5. Shouldn’t I get a raise now?

Performance review is not conducted for you to demand a raise. Instead it is an opportunity for you to demonstrate how your performance helped the team and subsequently the company. Your actions should prove why you deserve a raise. When you meet your goals and exceed expectations, you are able to show your value to the organization.

Of course, if the manager still does not acknowledge your accomplishments, then it is definitely time to move on to places where your skills and efforts are better appreciated.

6. What about A or B’s performance?

Your performance reviews are specifically about your performance and not your colleagues’. How they have faired during this review period does not concern you. If you ask such questions, it gives out the message that you are trying to pull down your colleagues and shows you in a negative light. Your manager may also get the impression that you are trying to avoid the real issues or putting the blame on others for your shortcomings.

If you have any concerns about your teammates or their performance then discuss it separately with your manager in a professional and ethical manner. You are not trying to throw them under the bus but simply getting everyone to follow the same set of standards.

7. It is not something I’m good at so avoid it actively.

Statements like these show that you are not willing to take up challenges and want to stay in your comfort zone.
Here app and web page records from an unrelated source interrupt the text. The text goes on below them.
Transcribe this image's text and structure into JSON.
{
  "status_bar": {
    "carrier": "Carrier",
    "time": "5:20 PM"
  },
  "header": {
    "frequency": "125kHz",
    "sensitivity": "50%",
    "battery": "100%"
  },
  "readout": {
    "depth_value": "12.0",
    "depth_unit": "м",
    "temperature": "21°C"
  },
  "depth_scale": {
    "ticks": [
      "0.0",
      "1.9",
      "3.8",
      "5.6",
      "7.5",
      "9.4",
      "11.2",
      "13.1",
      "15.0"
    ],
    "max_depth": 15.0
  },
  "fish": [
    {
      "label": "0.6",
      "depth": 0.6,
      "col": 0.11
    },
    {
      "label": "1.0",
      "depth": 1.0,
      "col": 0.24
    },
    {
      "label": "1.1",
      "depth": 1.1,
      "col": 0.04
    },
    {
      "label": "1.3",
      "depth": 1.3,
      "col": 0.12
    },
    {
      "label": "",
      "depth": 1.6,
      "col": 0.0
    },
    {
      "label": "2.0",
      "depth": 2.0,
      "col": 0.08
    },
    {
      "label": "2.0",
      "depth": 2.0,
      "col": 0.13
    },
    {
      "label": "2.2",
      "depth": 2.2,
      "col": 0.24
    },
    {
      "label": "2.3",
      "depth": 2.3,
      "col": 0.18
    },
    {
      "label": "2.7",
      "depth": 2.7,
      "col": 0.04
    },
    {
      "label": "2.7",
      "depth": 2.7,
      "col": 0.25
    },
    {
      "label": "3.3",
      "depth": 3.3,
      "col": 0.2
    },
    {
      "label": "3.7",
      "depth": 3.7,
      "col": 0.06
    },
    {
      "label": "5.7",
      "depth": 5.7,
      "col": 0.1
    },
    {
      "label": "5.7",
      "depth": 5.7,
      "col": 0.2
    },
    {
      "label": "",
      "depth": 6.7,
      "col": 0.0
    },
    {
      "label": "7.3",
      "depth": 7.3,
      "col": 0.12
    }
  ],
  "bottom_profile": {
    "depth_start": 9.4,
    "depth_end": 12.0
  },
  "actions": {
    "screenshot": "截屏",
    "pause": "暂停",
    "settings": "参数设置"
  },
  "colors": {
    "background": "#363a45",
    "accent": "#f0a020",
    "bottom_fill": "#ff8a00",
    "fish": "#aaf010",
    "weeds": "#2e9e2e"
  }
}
But you cannot grow and develop without getting out of this zone. You need to take on challenges and responsibilities no matter how much they scare you. That is, you need to get out of the fixed mindset and develop a growth mindset if you want to succeed in your career.

Once you accept these challenges, your manager will be more than happy to help you whenever and wherever you get stuck.

To take this further, we’ve also collated a list of phrases helpful in performance reviews. Let us know if we’ve missed out on any.